_RECORDS TO USE_

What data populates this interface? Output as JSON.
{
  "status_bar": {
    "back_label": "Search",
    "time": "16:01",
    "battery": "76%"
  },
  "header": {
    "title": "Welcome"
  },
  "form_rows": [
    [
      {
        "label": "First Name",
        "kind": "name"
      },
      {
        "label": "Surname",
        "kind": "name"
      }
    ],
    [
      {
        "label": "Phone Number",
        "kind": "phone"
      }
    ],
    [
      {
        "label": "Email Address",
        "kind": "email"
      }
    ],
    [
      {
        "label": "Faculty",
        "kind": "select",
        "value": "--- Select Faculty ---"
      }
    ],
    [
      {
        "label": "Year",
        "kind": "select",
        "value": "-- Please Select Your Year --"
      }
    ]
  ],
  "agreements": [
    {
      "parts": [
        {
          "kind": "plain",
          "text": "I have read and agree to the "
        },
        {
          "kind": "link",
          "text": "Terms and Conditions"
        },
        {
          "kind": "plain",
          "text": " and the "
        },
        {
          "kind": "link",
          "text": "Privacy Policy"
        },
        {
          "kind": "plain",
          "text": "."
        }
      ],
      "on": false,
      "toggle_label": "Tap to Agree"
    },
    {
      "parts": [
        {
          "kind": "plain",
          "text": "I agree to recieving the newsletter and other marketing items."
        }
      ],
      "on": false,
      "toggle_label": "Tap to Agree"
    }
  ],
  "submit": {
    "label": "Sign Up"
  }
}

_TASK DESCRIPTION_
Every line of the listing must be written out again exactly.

_EXERCISE ANSWER_
What data populates this interface? Output as JSON.
{
  "status_bar": {
    "back_label": "Search",
    "time": "16:01",
    "battery": "76%"
  },
  "header": {
    "title": "Welcome"
  },
  "form_rows": [
    [
      {
        "label": "First Name",
        "kind": "name"
      },
      {
        "label": "Surname",
        "kind": "name"
      }
    ],
    [
      {
        "label": "Phone Number",
        "kind": "phone"
      }
    ],
    [
      {
        "label": "Email Address",
        "kind": "email"
      }
    ],
    [
      {
        "label": "Faculty",
        "kind": "select",
        "value": "--- Select Faculty ---"
      }
    ],
    [
      {
        "label": "Year",
        "kind": "select",
        "value": "-- Please Select Your Year --"
      }
    ]
  ],
  "agreements": [
    {
      "parts": [
        {
          "kind": "plain",
          "text": "I have read and agree to the "
        },
        {
          "kind": "link",
          "text": "Terms and Conditions"
        },
        {
          "kind": "plain",
          "text": " and the "
        },
        {
          "kind": "link",
          "text": "Privacy Policy"
        },
        {
          "kind": "plain",
          "text": "."
        }
      ],
      "on": false,
      "toggle_label": "Tap to Agree"
    },
    {
      "parts": [
        {
          "kind": "plain",
          "text": "I agree to recieving the newsletter and other marketing items."
        }
      ],
      "on": false,
      "toggle_label": "Tap to Agree"
    }
  ],
  "submit": {
    "label": "Sign Up"
  }
}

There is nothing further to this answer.